Should 18 be the new 21?
I feel the need to add my two cents to the recent news that a number of college presidents from prominent colleges have advocated for law makers to consider lowering the drinking age to 18. To view the full story please go to http://www.cnn.com/2008/HEALTH/08/18/college.drinking.age.ap/index.html
From my point of view this news deserves to be looked at from a number of different angles. As a conduct officer who deals primarily with cases of underage drinking, I see first-hand the harm that alcohol and specifically binge drinking has on students. I am a witness to the dangerous and detrimental things that students do when they are intoxicated and am often on the listening end of conversations that begin with “I didn’t plan to do that, but once I had that extra drink, I wasn’t thinking”. My concern when these students come in, is not making them swear off drinking, but making them realize that excessive drinking prevents them from making smart decisions and acting in a manner that they can be proud of. My next concern is ensuring that students understand and utilize campus resources that can educate them on smart drinking behaviors (i.e. drinking in moderation/knowing their limits, drinking in the company of trusted friends, having a D.D., eating before and during alcohol consumption, etc.). My biggest argument against lowering the drinking age is that it doesn’t solve the root problem of alcohol abuse among college students; it doesn’t address the lack of education that students get surrounding alcohol consumption. If college presidents are truly interested in cutting down on the number of fatalities, injuries and sexual assaults connected to drinking than perhaps they should be lobbying congress for funds to support mandatory alcohol education in high schools and increased funding to support efforts by college health centers to promote healthy drinking behaviors.
One of the arguments mentioned by supporters of the presidents’ initiative is that the maturity of an 18 year old is not much different than the maturity of a 21 year old. I have to disagree, particularly when viewed from a high education perspective. I find it hard to believe that college presidents and other administrators would be pleased to find their freshman and junior class having the same level of maturity and decision making capability.
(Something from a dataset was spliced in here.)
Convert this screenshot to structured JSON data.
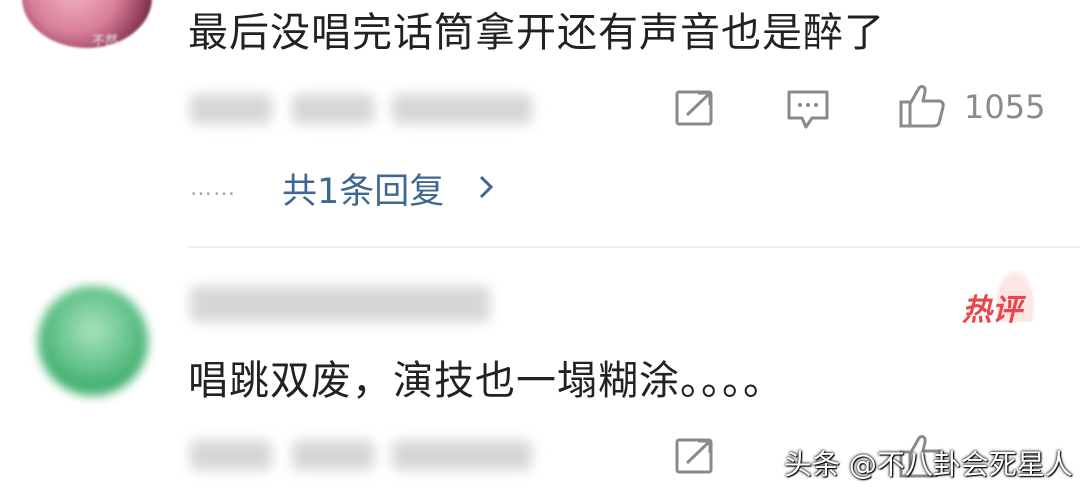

More and more colleges are developing missions to promote social responsibility, wellness, and overall personal growth, as such they should be hesitant to equate a freshman’s concept of these things with an upperclassman’s. Doing so simply devalues higher education.
Lastly, I would like to throw in my personal opinion on one the most embattled cries for lowering the drinking age: the concept that 18 year olds can vote and join the military and therefore should be allowed to drink. My question is whether these things are intrinsically connected or just thrown together to garner support for a weak cause. My initial thought would be that the connection lies in the level of maturity necessary to drink responsibly, to serve in the military, and to cast an educated vote. However I’m going to go out on a limb here and say that the reason that 18 year olds can serve their country is because an army of old, yet mature men and women is unrealistic. It takes youngsters with a sense of invincibility and a craving fom adventure/glory to enlist in the military-not maturity. As for being able to vote, well 18 year olds have only had the right since 1971 and the change had nothing to do with science proving that 18 year olds were more mature than had once been thought. It had to do with the heat that legislators were under because 18 year olds were getting drafted into the Vietnam War and they couldn’t even vote for the president who was sending them there. In other words, voting and military service, much like legal alcohol consumption, are not contingent on maturity, instead they are tied to different social, political, and cultural issues and trends. This should make college presidents as well as other advocates of lowering the drinking age think twice before seeing them as intrinsically connected.